ABOUT THIS EXERCISE: Write down each entry again, exactly as it reads.

Data about app and page elements:
--
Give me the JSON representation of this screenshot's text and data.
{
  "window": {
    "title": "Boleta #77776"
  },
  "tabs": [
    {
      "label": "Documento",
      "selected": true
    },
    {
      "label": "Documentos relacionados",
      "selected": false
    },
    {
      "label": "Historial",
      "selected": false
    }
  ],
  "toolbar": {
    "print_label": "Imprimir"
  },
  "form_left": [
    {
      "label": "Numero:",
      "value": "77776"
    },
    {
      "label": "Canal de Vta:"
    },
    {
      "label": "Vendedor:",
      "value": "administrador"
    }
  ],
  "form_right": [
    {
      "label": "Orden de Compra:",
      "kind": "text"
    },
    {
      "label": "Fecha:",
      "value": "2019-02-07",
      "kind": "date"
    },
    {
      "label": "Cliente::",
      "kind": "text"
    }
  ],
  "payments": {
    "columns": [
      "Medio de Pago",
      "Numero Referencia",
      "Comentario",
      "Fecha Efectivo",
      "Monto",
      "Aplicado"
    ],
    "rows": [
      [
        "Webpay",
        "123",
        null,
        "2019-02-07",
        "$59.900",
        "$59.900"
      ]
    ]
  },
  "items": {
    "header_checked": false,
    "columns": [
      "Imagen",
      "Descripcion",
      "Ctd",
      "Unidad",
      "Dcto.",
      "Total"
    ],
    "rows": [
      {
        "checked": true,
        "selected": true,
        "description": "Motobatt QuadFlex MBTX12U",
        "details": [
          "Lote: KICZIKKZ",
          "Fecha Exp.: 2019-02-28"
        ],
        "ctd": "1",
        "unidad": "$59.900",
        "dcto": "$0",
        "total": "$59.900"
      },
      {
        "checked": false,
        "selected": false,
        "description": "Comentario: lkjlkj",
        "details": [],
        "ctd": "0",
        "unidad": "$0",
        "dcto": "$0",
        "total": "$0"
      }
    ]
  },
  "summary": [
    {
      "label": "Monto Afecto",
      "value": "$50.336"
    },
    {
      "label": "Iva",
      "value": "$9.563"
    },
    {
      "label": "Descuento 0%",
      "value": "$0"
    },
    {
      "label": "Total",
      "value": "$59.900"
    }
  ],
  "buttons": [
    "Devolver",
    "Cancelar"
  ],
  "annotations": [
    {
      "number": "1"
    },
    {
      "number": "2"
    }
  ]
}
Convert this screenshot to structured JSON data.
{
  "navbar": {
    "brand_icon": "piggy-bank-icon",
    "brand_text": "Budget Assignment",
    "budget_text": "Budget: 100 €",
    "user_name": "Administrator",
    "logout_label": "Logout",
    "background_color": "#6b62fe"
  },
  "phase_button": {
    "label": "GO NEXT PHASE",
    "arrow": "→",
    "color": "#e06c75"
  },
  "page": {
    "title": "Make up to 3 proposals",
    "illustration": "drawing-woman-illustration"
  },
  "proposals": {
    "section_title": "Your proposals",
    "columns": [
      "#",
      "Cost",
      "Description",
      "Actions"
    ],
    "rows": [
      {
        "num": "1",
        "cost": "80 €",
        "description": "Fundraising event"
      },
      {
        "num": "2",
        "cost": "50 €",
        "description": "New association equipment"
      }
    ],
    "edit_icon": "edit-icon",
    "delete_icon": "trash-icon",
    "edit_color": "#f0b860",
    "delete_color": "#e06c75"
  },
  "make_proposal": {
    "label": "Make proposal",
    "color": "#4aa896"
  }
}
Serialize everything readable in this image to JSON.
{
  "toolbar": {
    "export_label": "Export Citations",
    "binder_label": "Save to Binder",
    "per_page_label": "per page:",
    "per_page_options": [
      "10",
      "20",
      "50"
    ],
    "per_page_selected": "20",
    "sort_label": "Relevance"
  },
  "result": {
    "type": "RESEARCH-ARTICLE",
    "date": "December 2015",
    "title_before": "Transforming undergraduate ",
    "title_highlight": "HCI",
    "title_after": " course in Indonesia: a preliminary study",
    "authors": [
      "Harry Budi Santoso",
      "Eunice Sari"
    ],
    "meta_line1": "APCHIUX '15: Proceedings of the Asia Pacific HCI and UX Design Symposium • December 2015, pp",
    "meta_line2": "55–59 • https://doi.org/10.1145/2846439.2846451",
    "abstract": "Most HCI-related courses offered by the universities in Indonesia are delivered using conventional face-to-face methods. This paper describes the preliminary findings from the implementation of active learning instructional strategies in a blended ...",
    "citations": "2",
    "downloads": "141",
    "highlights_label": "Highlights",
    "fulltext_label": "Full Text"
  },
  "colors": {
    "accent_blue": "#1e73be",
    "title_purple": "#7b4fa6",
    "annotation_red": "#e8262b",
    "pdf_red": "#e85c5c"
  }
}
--
WRITTEN ANSWER:
Give me the JSON representation of this screenshot's text and data.
{
  "window": {
    "title": "Boleta #77776"
  },
  "tabs": [
    {
      "label": "Documento",
      "selected": true
    },
    {
      "label": "Documentos relacionados",
      "selected": false
    },
    {
      "label": "Historial",
      "selected": false
    }
  ],
  "toolbar": {
    "print_label": "Imprimir"
  },
  "form_left": [
    {
      "label": "Numero:",
      "value": "77776"
    },
    {
      "label": "Canal de Vta:"
    },
    {
      "label": "Vendedor:",
      "value": "administrador"
    }
  ],
  "form_right": [
    {
      "label": "Orden de Compra:",
      "kind": "text"
    },
    {
      "label": "Fecha:",
      "value": "2019-02-07",
      "kind": "date"
    },
    {
      "label": "Cliente::",
      "kind": "text"
    }
  ],
  "payments": {
    "columns": [
      "Medio de Pago",
      "Numero Referencia",
      "Comentario",
      "Fecha Efectivo",
      "Monto",
      "Aplicado"
    ],
    "rows": [
      [
        "Webpay",
        "123",
        null,
        "2019-02-07",
        "$59.900",
        "$59.900"
      ]
    ]
  },
  "items": {
    "header_checked": false,
    "columns": [
      "Imagen",
      "Descripcion",
      "Ctd",
      "Unidad",
      "Dcto.",
      "Total"
    ],
    "rows": [
      {
        "checked": true,
        "selected": true,
        "description": "Motobatt QuadFlex MBTX12U",
        "details": [
          "Lote: KICZIKKZ",
          "Fecha Exp.: 2019-02-28"
        ],
        "ctd": "1",
        "unidad": "$59.900",
        "dcto": "$0",
        "total": "$59.900"
      },
      {
        "checked": false,
        "selected": false,
        "description": "Comentario: lkjlkj",
        "details": [],
        "ctd": "0",
        "unidad": "$0",
        "dcto": "$0",
        "total": "$0"
      }
    ]
  },
  "summary": [
    {
      "label": "Monto Afecto",
      "value": "$50.336"
    },
    {
      "label": "Iva",
      "value": "$9.563"
    },
    {
      "label": "Descuento 0%",
      "value": "$0"
    },
    {
      "label": "Total",
      "value": "$59.900"
    }
  ],
  "buttons": [
    "Devolver",
    "Cancelar"
  ],
  "annotations": [
    {
      "number": "1"
    },
    {
      "number": "2"
    }
  ]
}
Convert this screenshot to structured JSON data.
{
  "navbar": {
    "brand_icon": "piggy-bank-icon",
    "brand_text": "Budget Assignment",
    "budget_text": "Budget: 100 €",
    "user_name": "Administrator",
    "logout_label": "Logout",
    "background_color": "#6b62fe"
  },
  "phase_button": {
    "label": "GO NEXT PHASE",
    "arrow": "→",
    "color": "#e06c75"
  },
  "page": {
    "title": "Make up to 3 proposals",
    "illustration": "drawing-woman-illustration"
  },
  "proposals": {
    "section_title": "Your proposals",
    "columns": [
      "#",
      "Cost",
      "Description",
      "Actions"
    ],
    "rows": [
      {
        "num": "1",
        "cost": "80 €",
        "description": "Fundraising event"
      },
      {
        "num": "2",
        "cost": "50 €",
        "description": "New association equipment"
      }
    ],
    "edit_icon": "edit-icon",
    "delete_icon": "trash-icon",
    "edit_color": "#f0b860",
    "delete_color": "#e06c75"
  },
  "make_proposal": {
    "label": "Make proposal",
    "color": "#4aa896"
  }
}
Serialize everything readable in this image to JSON.
{
  "toolbar": {
    "export_label": "Export Citations",
    "binder_label": "Save to Binder",
    "per_page_label": "per page:",
    "per_page_options": [
      "10",
      "20",
      "50"
    ],
    "per_page_selected": "20",
    "sort_label": "Relevance"
  },
  "result": {
    "type": "RESEARCH-ARTICLE",
    "date": "December 2015",
    "title_before": "Transforming undergraduate ",
    "title_highlight": "HCI",
    "title_after": " course in Indonesia: a preliminary study",
    "authors": [
      "Harry Budi Santoso",
      "Eunice Sari"
    ],
    "meta_line1": "APCHIUX '15: Proceedings of the Asia Pacific HCI and UX Design Symposium • December 2015, pp",
    "meta_line2": "55–59 • https://doi.org/10.1145/2846439.2846451",
    "abstract": "Most HCI-related courses offered by the universities in Indonesia are delivered using conventional face-to-face methods. This paper describes the preliminary findings from the implementation of active learning instructional strategies in a blended ...",
    "citations": "2",
    "downloads": "141",
    "highlights_label": "Highlights",
    "fulltext_label": "Full Text"
  },
  "colors": {
    "accent_blue": "#1e73be",
    "title_purple": "#7b4fa6",
    "annotation_red": "#e8262b",
    "pdf_red": "#e85c5c"
  }
}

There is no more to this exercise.